How will the data be used?

Survey data is used in combination with anonymised quantitative and qualitative data from a range of other University sources, including student numbers, room timetables, computer activity records, the space database, the finance system, National Student Survey returns, and discussions with academic and support service colleagues, to generate a rich picture of space utilisation.

In decision-making contexts, space utilisation information is always used in combination with other academic, operational and financial factors, whether targeting capital investment; reallocating space between activities or users; or planning for the construction or refurbishment of buildings.

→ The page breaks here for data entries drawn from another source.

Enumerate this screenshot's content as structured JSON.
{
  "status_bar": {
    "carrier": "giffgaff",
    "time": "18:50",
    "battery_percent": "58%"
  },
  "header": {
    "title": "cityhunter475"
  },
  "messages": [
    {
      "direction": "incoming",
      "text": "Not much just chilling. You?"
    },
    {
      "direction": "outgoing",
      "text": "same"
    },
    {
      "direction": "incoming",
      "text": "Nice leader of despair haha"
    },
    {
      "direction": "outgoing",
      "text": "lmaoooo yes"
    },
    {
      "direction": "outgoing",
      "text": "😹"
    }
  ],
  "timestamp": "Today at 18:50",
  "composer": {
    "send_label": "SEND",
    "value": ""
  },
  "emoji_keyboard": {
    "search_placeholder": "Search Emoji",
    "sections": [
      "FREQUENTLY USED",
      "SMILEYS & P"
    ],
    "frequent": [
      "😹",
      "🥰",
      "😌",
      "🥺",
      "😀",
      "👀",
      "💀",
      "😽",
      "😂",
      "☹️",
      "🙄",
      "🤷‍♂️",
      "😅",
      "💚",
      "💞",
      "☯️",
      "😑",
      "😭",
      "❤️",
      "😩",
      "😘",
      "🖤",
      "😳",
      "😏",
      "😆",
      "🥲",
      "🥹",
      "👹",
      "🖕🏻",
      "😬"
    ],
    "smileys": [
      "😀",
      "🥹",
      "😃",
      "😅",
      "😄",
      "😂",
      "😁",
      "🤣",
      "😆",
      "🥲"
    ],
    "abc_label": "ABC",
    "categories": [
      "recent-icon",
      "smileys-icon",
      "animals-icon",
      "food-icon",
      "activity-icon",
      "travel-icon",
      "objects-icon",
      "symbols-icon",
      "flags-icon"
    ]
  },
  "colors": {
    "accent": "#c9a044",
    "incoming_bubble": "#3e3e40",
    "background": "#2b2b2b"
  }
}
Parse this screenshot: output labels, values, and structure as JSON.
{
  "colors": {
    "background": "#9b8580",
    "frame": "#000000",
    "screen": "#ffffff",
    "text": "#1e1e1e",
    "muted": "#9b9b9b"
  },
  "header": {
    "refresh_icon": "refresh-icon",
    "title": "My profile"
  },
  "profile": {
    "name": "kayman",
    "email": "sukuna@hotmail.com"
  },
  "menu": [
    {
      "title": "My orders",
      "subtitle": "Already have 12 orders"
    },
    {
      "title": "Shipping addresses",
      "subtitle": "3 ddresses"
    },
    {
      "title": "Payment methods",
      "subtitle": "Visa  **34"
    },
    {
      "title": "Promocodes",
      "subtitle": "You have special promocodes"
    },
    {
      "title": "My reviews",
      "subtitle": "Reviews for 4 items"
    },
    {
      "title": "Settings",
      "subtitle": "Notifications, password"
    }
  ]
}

Headcounts will not be analysed at the level of individual events or subjects, and no personal data will be gathered. Headcounts will be analysed by room, by room type, by building, and by time slot.

What does this mean for you?

To minimise disruption, we have asked the surveyors to work as discreetly as possible. They will enter classrooms only when necessary, without knocking, and will speak only if spoken to. They will simply count all people in the room and then leave. The surveyors are employed by Quantarc, and will wear visible photo ID badges at all times.

Students and staff are asked to simply ignore the surveyors, who have been briefed to expect this treatment and will not be offended!

If you have any questions or concerns about the survey process, please email Sam Williams (sawilliams@lincoln.ac.uk) in Estates & Commercial Facilities.

Update for Student Experience Committee

This year, we’re publishing Learning Landscapes updates for the University’s Education Committee, Graduate Committee and Student Experience Committee in the form of website posts instead of traditional committee papers. This means that the updates can be:

  • Public
  • Interactive
  • Richer, with hyperlinks, images, audio and video as well as text

We’ll aim to publish the updates one week before the relevant meetings, to give students and staff an opportunity to post comments and questions before or after the meetings. You might have feedback on a completed or proposed project; a question for the Learning Landscapes team; or an idea for a future project. Please share your comments using the form at the bottom of this post.

Continue reading

Update for Graduate Committee

This year, we’re publishing Learning Landscapes updates for the University’s Education Committee, Graduate Committee and Student Experience Committee in the form of website posts instead of traditional committee papers. This means that the updates can be:

  • Public
  • Interactive
  • Richer, with hyperlinks, images, audio and video as well as text

We’ll aim to publish the updates one week before the relevant meetings, to give students and staff an opportunity to post comments and questions before or after the meetings. You might have feedback on a completed or proposed project; a question for the Learning Landscapes team; or an idea for a future project. Please share your comments using the form at the bottom of this post.

Continue reading

Find your room

Campus Map 2013Welcome (back) to campus, new and returning students and staff!

We know it can be tricky finding rooms in your first couple of weeks, so here’s a quick guide you can bookmark on your phone / laptop. You might also like to download our campus map for reference.

Top tip: if you haven’t been to a room before, we strongly recommend you locate it a day or two in advance, to avoid stress.

Continue reading